Thursday, November 5, 2009
Wednesday, November 4, 2009
Monday, November 2, 2009
Let me start with a story. My wife and I were talking about the possibility that the Journal Sentinel might go online-only. Both of us like print newspapers, which I find much easier to read and in which I am much less likely to overlook stories. We talked about adding the Wall Street Journal or New York Times at home. I read both at Marquette. My wife asked, but where would I get my sudoku and word games.
The point is very good. Newspapers are a lot more than news, despite what today's editors seem to think. After reading the often-depressing news, she likes to do the games to ready herself for a workday. Similarly, I like to read comic strips. Sure, all them can be found online, but not as easily. And I don’t want to discount the likelihood of missing obscure news items online where web sites are driven by popularity, burying items on less popular areas.
That came to mind when I read Kathleen Parker’s column about Alex Jones, author of “losing the news.” According to Parker, Jones looks at the reasonably strong newspaper circulation (down less than 10%) is outstanding given we subscribers could get the same stories free. I’d add that we’re doing this despite most newspaper management’s seemingly intentional attempts to drive us away by drastically cutting staff (and therefore quality) and increasing prices. The Journal Sentinel, for example, is planning to charge for all sorts of the kind of offerings it used to use to attract readers, such as its Sunday TV listing.

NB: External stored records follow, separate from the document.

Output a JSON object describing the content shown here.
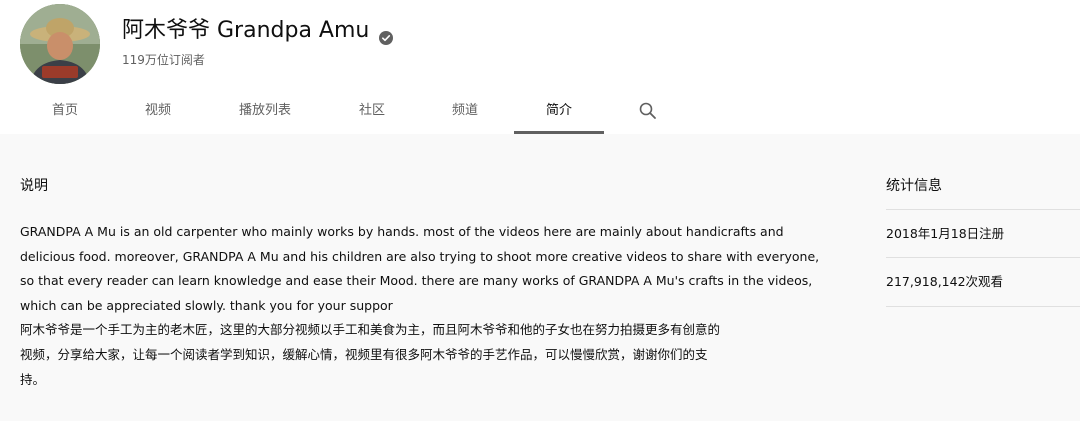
{
  "channel": {
    "name": "阿木爷爷 Grandpa Amu",
    "subscribers": "119万位订阅者"
  },
  "tabs": [
    {
      "label": "首页"
    },
    {
      "label": "视频"
    },
    {
      "label": "播放列表"
    },
    {
      "label": "社区"
    },
    {
      "label": "频道"
    },
    {
      "label": "简介",
      "active": true
    }
  ],
  "icons": {
    "search": "search-icon",
    "verified": "verified-check-icon"
  },
  "about": {
    "description_title": "说明",
    "description_lines": [
      "GRANDPA A Mu is an old carpenter who mainly works by hands. most of the videos here are mainly about handicrafts and",
      "delicious food. moreover, GRANDPA A Mu and his children are also trying to shoot more creative videos to share with everyone,",
      "so that every reader can learn knowledge and ease their Mood. there are many works of GRANDPA A Mu's crafts in the videos,",
      "which can be appreciated slowly. thank you for your suppor",
      "阿木爷爷是一个手工为主的老木匠，这里的大部分视频以手工和美食为主，而且阿木爷爷和他的子女也在努力拍摄更多有创意的",
      "视频，分享给大家，让每一个阅读者学到知识，缓解心情，视频里有很多阿木爷爷的手艺作品，可以慢慢欣赏，谢谢你们的支",
      "持。"
    ],
    "stats_title": "统计信息",
    "joined": "2018年1月18日注册",
    "views": "217,918,142次观看"
  },
  "colors": {
    "header_bg": "#ffffff",
    "content_bg": "#f9f9f9",
    "secondary_text": "#606060",
    "primary_text": "#0f0f0f"
  }
}
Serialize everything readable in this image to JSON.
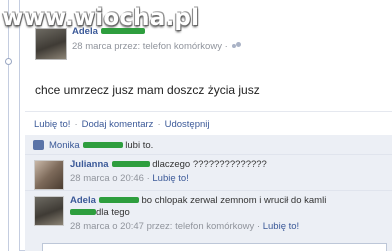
{
  "watermark": {
    "text": "www.wiocha.pl"
  },
  "post": {
    "author": "Adela",
    "meta": "28 marca przez: telefon komórkowy ·",
    "status_text": "chce umrzecz jusz mam doszcz życia jusz",
    "privacy_icon": "friends-icon"
  },
  "actions": {
    "like": "Lubię to!",
    "comment": "Dodaj komentarz",
    "share": "Udostępnij",
    "separator": "·"
  },
  "likes": {
    "name": "Monika",
    "suffix": "lubi to.",
    "icon": "thumbs-up-icon"
  },
  "comments": [
    {
      "author": "Julianna",
      "text": "dlaczego ??????????????",
      "meta": "28 marca o 20:46 ·",
      "like": "Lubię to!"
    },
    {
      "author": "Adela",
      "text": "bo chlopak zerwal zemnom i wrucił do kamli",
      "text2": "dla tego",
      "meta": "28 marca o 20:47 przez: telefon komórkowy ·",
      "like": "Lubię to!"
    }
  ],
  "colors": {
    "link": "#3b5998",
    "censor": "#2e9e3e",
    "ufi_background": "#eceff5"
  }
}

I’d agree with Jones (although I haven’t read his book yet) that the desire for print shows the strength of the format. If only some print publishers would show a spine.